Northern Ireland’s public transport network “in jeopardy,” says DfI official

Posted: 20 February 2020 |

An official from the Department for Infrastructure has warned that, without further funding provided to Translink, the future of Northern Ireland’s public transport is uncertain.

Northern Ireland's public transport network "in jeopardy," says DfI official

John McGrath, from the Department for Infrastructure, warned a Stormont committee (parliament) that the viability of Translink is “in jeopardy” and “imminent and serious collapse” of Northern Ireland’s public transport network is looming. The department is Translink’s source of capital funding, and is said to be one of its main sources of revenue income.

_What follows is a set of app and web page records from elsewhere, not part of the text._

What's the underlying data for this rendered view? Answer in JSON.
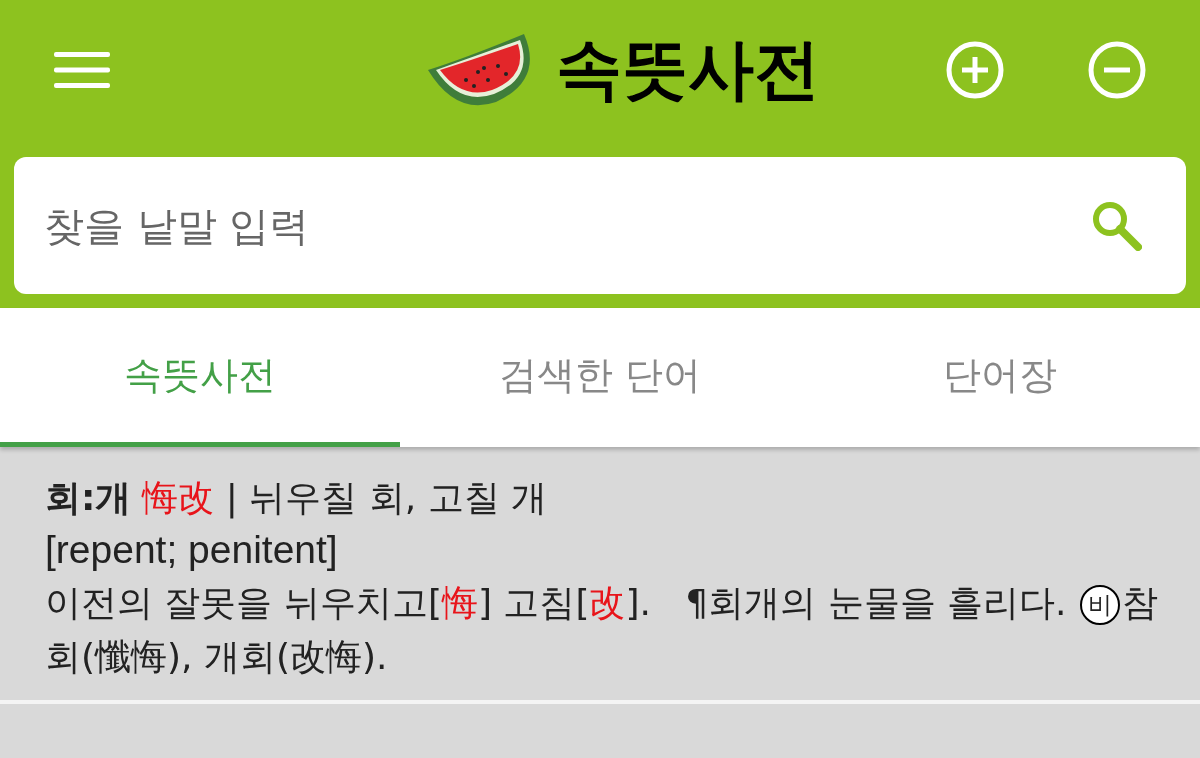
{
  "header": {
    "title": "속뜻사전"
  },
  "search": {
    "placeholder": "찾을 낱말 입력"
  },
  "tabs": [
    {
      "label": "속뜻사전",
      "selected": true
    },
    {
      "label": "검색한 단어",
      "selected": false
    },
    {
      "label": "단어장",
      "selected": false
    }
  ],
  "entry": {
    "headline": [
      {
        "text": "회:개",
        "bold": true
      },
      {
        "text": "悔改",
        "color": "#e8141a"
      },
      {
        "text": " | 뉘우칠 회, 고칠 개"
      }
    ],
    "english": "[repent; penitent]",
    "definition": [
      {
        "text": "이전의 잘못을 뉘우치고["
      },
      {
        "text": "悔",
        "color": "#e8141a"
      },
      {
        "text": "] 고침["
      },
      {
        "text": "改",
        "color": "#e8141a"
      },
      {
        "text": "].   ¶회개의 눈물을 흘리다. "
      },
      {
        "text": "비",
        "kind": "circled"
      },
      {
        "text": "참회(懺悔), 개회(改悔)."
      }
    ]
  }
}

In line with savings and budget cuts made by the Department for Regional Development across the nation, the annual subsidy provided to Translink for the public transport network was reduced by approximately £13 million in 2015/16, and Translink is thought to have struggled to recover ever since. McGrath explained that, although Translink had managed till now using reserve funding, it is now “running out of options.”

If no further investment is provided to Translink, the company will face going into 2021 with a deficit of approximately £28 million, McGrath warned.

“I doubt there are the savings there to balance the books and yet run the network,” he said.

McGrath also told the committee that the department estimated that it needs about £800 million in the next financial year to cover its existing commitments, adding that future pledges contained in the New Decade, New Approach deal would require “an awful lot more.”

“Due to the low level of subsidy for transport over the past number of years, Translink have indicated that they have drained their reserves and cannot continue to provide the current bus and rail services with the current level of public subsidy. Public transport enables the community to get to work and to school. It is also important in avoiding social isolation and in fighting climate change,” said Ulster Unionist MLA, Roy Beggs.

“The Northern Ireland Executive must ensure that essential public transport services continue to be provided.”

“Translink will continue to work with DfI to ensure sustained levels of public service obligation and concessionary fares funding going forward to maintain high quality public transport,” a Translink spokesperson said.

“Sustainable public transport is central to the daily lives of many people in Northern Ireland and is essential to the social, economic and environmental wellbeing of the region, supporting the programme for government vision and the goal of zero carbon transport.”